8. UNPAID WORK

She taught environmental education in Colorado. That was her first time teaching. She had always been teaching outside. Teaching students inside in a classroom is different for her. She would normally plan activities, go on a hike and watch birds or learn about natural systems. She likes IES La Puebla and those were the paid jobs that she had done. There is also unpaid work. There are a lot of reasons why you might want to do it. The main one is if you want to go to university and if you want to have a more professional job. Having volunteering experience is very helpful to put on your resume. If you can say you’ve done some work that was unpaid, employers are going to see that you have initiative and that you are trying hard. So she recommended volunteering. The second reason is because you are really passionate about something. The first place she volunteered was in Bellingham, Washington where she went to university and she worked there for three years. She worked with an organization alongside her real job where she was paid. Rosalinda founded a farm worker CO-OP (community operated bussiness). The farmers were often from Mexico, they would come to work on the fields and send money back. They were often exploited because they are undocumented. This means they don’t have a visa to work. So it is easy for employers to pay low wages and force people to work more hours than they should. They live in communities which are unhealthy and unsafe. They don’t speak the language of the country where they travelled.

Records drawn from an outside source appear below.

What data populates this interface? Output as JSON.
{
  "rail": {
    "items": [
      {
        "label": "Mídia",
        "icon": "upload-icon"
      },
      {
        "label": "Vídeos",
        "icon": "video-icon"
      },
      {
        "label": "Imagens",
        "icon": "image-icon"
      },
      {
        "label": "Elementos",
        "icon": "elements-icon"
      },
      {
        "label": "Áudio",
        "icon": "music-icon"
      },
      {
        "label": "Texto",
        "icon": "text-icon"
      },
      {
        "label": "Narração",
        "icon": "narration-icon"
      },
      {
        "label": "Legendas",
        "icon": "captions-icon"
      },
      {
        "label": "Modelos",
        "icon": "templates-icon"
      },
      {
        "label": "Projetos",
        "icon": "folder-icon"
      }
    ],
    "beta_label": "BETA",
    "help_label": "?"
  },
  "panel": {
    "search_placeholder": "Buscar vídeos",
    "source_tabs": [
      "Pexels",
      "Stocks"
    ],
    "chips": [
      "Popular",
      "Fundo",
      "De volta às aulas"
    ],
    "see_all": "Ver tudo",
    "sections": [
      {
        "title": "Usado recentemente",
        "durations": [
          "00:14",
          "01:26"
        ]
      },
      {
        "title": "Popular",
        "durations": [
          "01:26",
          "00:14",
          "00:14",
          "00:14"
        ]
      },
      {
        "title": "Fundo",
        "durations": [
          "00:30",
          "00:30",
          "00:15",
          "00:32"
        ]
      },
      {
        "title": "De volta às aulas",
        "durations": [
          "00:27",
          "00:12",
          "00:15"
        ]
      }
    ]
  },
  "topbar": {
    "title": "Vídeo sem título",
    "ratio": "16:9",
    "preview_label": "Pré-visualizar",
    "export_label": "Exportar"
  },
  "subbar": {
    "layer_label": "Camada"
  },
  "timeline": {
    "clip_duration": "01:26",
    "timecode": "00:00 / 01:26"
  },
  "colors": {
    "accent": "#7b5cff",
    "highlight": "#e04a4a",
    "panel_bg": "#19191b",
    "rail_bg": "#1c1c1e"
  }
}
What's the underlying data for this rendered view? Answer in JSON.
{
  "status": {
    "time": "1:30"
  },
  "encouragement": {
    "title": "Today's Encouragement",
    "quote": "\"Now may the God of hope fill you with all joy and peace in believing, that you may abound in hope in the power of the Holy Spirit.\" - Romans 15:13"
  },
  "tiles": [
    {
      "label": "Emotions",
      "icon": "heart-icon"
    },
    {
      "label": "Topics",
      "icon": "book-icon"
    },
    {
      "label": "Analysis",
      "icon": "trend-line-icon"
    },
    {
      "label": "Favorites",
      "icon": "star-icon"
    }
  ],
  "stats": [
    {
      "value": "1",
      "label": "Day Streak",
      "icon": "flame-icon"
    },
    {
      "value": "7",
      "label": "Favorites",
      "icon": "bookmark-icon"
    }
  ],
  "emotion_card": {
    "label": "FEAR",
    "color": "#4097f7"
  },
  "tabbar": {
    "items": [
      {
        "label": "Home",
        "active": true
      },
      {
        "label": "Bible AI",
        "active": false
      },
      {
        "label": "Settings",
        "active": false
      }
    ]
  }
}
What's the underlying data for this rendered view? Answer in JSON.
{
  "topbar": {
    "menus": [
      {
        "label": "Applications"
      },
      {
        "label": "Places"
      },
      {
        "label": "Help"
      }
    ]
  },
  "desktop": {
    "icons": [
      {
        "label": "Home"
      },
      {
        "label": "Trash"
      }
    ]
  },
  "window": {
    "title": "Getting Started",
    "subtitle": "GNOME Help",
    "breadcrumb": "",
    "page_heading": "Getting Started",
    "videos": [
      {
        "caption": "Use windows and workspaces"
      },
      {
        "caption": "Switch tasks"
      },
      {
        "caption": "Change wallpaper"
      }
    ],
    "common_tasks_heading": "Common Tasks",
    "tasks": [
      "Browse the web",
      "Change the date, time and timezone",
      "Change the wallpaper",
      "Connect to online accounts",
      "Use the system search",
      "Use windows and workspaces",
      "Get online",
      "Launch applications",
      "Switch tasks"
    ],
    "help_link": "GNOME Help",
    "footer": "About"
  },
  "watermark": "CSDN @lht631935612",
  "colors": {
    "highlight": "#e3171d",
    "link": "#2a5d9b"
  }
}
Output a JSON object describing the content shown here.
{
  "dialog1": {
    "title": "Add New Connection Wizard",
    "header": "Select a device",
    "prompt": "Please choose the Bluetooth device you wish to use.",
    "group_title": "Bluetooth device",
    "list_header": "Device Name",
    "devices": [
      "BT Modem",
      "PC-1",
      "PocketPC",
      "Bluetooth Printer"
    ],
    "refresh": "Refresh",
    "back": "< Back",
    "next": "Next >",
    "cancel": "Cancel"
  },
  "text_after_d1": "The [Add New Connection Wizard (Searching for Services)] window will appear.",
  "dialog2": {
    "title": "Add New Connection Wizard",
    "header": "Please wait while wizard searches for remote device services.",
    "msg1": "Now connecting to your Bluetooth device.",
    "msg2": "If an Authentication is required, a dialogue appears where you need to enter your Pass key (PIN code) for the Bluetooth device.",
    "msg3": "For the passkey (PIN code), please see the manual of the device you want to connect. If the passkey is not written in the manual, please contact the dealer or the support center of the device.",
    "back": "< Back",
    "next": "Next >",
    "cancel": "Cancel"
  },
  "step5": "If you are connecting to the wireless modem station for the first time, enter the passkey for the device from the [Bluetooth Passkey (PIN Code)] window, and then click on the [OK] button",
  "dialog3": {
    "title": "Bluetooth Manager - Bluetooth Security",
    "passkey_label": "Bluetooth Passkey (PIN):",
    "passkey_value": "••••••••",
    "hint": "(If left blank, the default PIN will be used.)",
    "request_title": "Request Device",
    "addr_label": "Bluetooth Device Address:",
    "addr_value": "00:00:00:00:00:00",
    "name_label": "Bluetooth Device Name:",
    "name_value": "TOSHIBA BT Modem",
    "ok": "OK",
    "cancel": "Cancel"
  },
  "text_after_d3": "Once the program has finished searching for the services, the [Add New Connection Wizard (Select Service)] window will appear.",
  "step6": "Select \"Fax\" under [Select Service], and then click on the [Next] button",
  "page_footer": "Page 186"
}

9. VOLUNTEERING JOB

There were illegal people who came to USA and they were taken their passports. Unfortunately USA was not kind to undocumented workers. Those people had a lot of risk of being deported or separated from their families. There was an organization which helped farm workers to unionize. It means to be a group of workers that can legally ask for rights and as a union you and your employer come to an agreement about working conditions. There were incredible women she met. She felt really lucky she had the chance to volunteer with them. Volunteering is a good way to be involved and to learn more about your communities. Moreover when she was at the university she started a CO-OP which is a community operated bussiness. Normally one person owns the store but in a CO-OP you might go to the store and pay 20 euros and you become part of it. So the store is now owned by everyone. Her best friend and her started that CO-OP because most of the climbers in their community were white men. They were some of the only women who were climbing and they wanted to change that. They had learnt how to teach other people and they found a group of leaders that would help them. It was a long process that took over a year to just start because they had to get money. Therefore they applied for grants from their university. It accepted their grant and gave them two thousand dollars to spend on the CO-OP and they bought climbing equipment such as harnesses, quickdraws, carabiners and climbing ropes. Then if you join the CO-OP you can use the equipment for free. As climbing is expensive this was a way that they made it accessible. So they had equipment and they organized climbing classes.

10. PODCASTING

They taught everything from basic climbing to multi-tech climbing. They taught all different kinds of climbing and in the first two years they helped two hundred people learn how to climb and that was really rewarding. It was a long work but later it became really fun. The last thing she wanted to talk about was “oil and water” which is her podcast. Her friend Ron who was an Indigenous from North Dakota appeared in a photo.  Her mate Joe and her interviewed people who had been affected by fossil fuel developments. They asked them how pipelines had impacted their community. Then they created a podcast where they talked about it,  they listened to their voices and shared their stories. That was another unpaid  job and she does it because she loves it and it is very important to her.